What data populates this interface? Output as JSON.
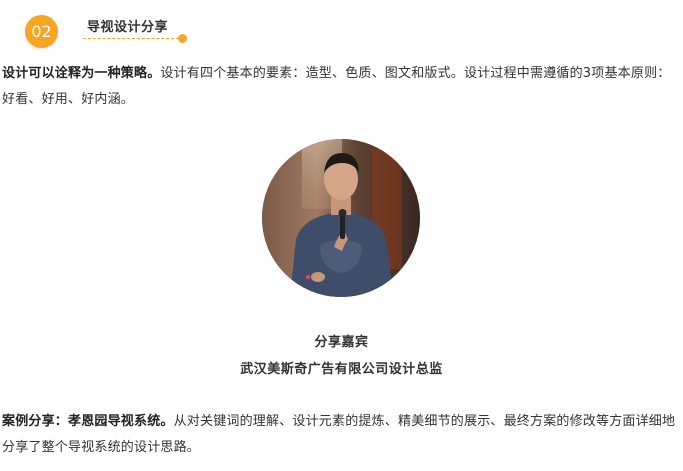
{
  "section": {
    "number": "02",
    "title": "导视设计分享"
  },
  "intro": {
    "lead": "设计可以诠释为一种策略。",
    "body": "设计有四个基本的要素：造型、色质、图文和版式。设计过程中需遵循的3项基本原则：好看、好用、好内涵。"
  },
  "speaker": {
    "label": "分享嘉宾",
    "title": "武汉美斯奇广告有限公司设计总监"
  },
  "case": {
    "lead": "案例分享：孝恩园导视系统。",
    "body": "从对关键词的理解、设计元素的提炼、精美细节的展示、最终方案的修改等方面详细地分享了整个导视系统的设计思路。"
  },
  "colors": {
    "accent": "#f6a623",
    "text": "#333333"
  }
}
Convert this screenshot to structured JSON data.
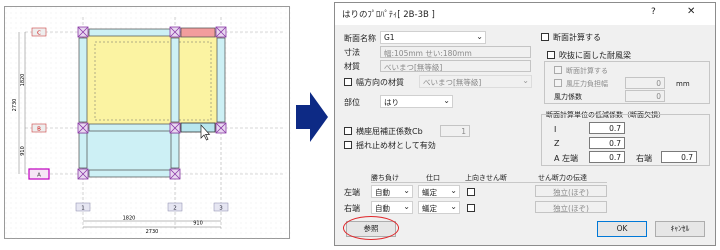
{
  "plan": {
    "row_labels": {
      "c": "C",
      "b": "B",
      "a": "A"
    },
    "left_dims": {
      "top": "1820",
      "mid": "910",
      "total": "2730"
    },
    "col_labels": {
      "c1": "1",
      "c2": "2",
      "c3": "3"
    },
    "bottom_dims": {
      "span1": "1820",
      "span2": "910",
      "total": "2730"
    }
  },
  "dialog": {
    "title": "はりのﾌﾟﾛﾊﾟﾃｨ[ 2B-3B ]",
    "help": "?",
    "close": "✕",
    "section_name_label": "断面名称",
    "section_name_value": "G1",
    "size_label": "寸法",
    "size_value": "幅:105mm  せい:180mm",
    "material_label": "材質",
    "material_value": "べいまつ[無等級]",
    "width_material_label": "幅方向の材質",
    "width_material_value": "べいまつ[無等級]",
    "part_label": "部位",
    "part_value": "はり",
    "lateral_buckling_label": "横座屈補正係数Cb",
    "lateral_buckling_value": "1",
    "twist_label": "揺れ止め材として有効",
    "calc_section_label": "断面計算する",
    "wind_beam_label": "吹抜に面した耐風梁",
    "wind_calc_label": "断面計算する",
    "wind_width_label": "風圧力負担幅",
    "wind_width_value": "0",
    "wind_width_unit": "mm",
    "wind_coef_label": "風力係数",
    "wind_coef_value": "0",
    "reduction": {
      "title": "断面計算単位の低減係数（断面欠損）",
      "i_label": "I",
      "i_value": "0.7",
      "z_label": "Z",
      "z_value": "0.7",
      "a_left_label": "A 左端",
      "a_left_value": "0.7",
      "right_label": "右端",
      "right_value": "0.7"
    },
    "end_table": {
      "headers": {
        "win": "勝ち負け",
        "joint": "仕口",
        "upward": "上向きせん断",
        "shear": "せん断力の伝達"
      },
      "left": {
        "label": "左端",
        "win": "自動",
        "joint": "蟻定",
        "shear": "独立(ほぞ)"
      },
      "right": {
        "label": "右端",
        "win": "自動",
        "joint": "蟻定",
        "shear": "独立(ほぞ)"
      }
    },
    "ref_button": "参照",
    "ok_button": "OK",
    "cancel_button": "ｷｬﾝｾﾙ"
  },
  "colors": {
    "yellow": "#fbf3a2",
    "cyan": "#cdf0f5",
    "pink": "#f29d9d",
    "magenta": "#c000c0",
    "arrow": "#0d2a85",
    "red_circle": "#e0262a"
  }
}
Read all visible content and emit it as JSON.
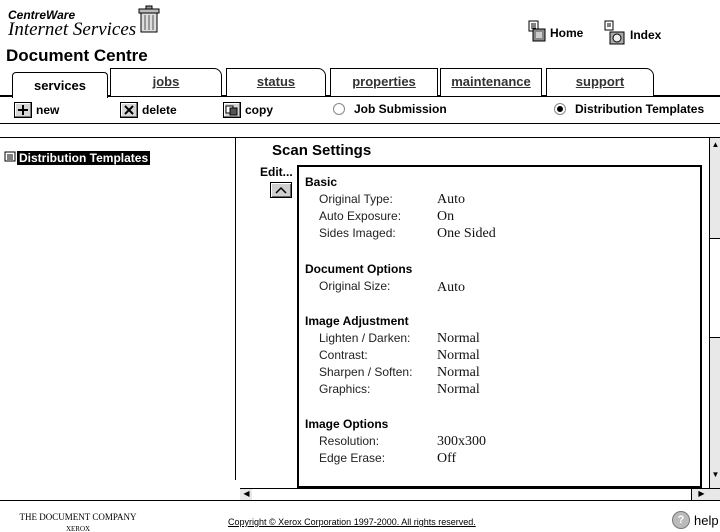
{
  "header": {
    "brand_top": "CentreWare",
    "brand_main": "Internet Services",
    "page_title": "Document Centre",
    "home_label": "Home",
    "index_label": "Index"
  },
  "tabs": [
    {
      "label": "services",
      "active": true
    },
    {
      "label": "jobs",
      "active": false
    },
    {
      "label": "status",
      "active": false
    },
    {
      "label": "properties",
      "active": false
    },
    {
      "label": "maintenance",
      "active": false
    },
    {
      "label": "support",
      "active": false
    }
  ],
  "toolbar": {
    "new_label": "new",
    "delete_label": "delete",
    "copy_label": "copy",
    "job_submission_label": "Job Submission",
    "distribution_templates_label": "Distribution Templates",
    "selected_view": "Distribution Templates"
  },
  "tree": {
    "selected_item": "Distribution Templates"
  },
  "scan": {
    "title": "Scan Settings",
    "edit_label": "Edit...",
    "groups": [
      {
        "heading": "Basic",
        "rows": [
          {
            "label": "Original Type:",
            "value": "Auto"
          },
          {
            "label": "Auto Exposure:",
            "value": "On"
          },
          {
            "label": "Sides Imaged:",
            "value": "One Sided"
          }
        ]
      },
      {
        "heading": "Document Options",
        "rows": [
          {
            "label": "Original Size:",
            "value": "Auto"
          }
        ]
      },
      {
        "heading": "Image Adjustment",
        "rows": [
          {
            "label": "Lighten / Darken:",
            "value": "Normal"
          },
          {
            "label": "Contrast:",
            "value": "Normal"
          },
          {
            "label": "Sharpen / Soften:",
            "value": "Normal"
          },
          {
            "label": "Graphics:",
            "value": "Normal"
          }
        ]
      },
      {
        "heading": "Image Options",
        "rows": [
          {
            "label": "Resolution:",
            "value": "300x300"
          },
          {
            "label": "Edge Erase:",
            "value": "Off"
          }
        ]
      }
    ]
  },
  "footer": {
    "company_line1": "THE DOCUMENT COMPANY",
    "company_line2": "XEROX",
    "copyright": "Copyright © Xerox Corporation 1997-2000. All rights reserved.",
    "help_label": "help"
  }
}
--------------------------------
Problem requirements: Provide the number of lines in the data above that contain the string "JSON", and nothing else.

Task solution: 3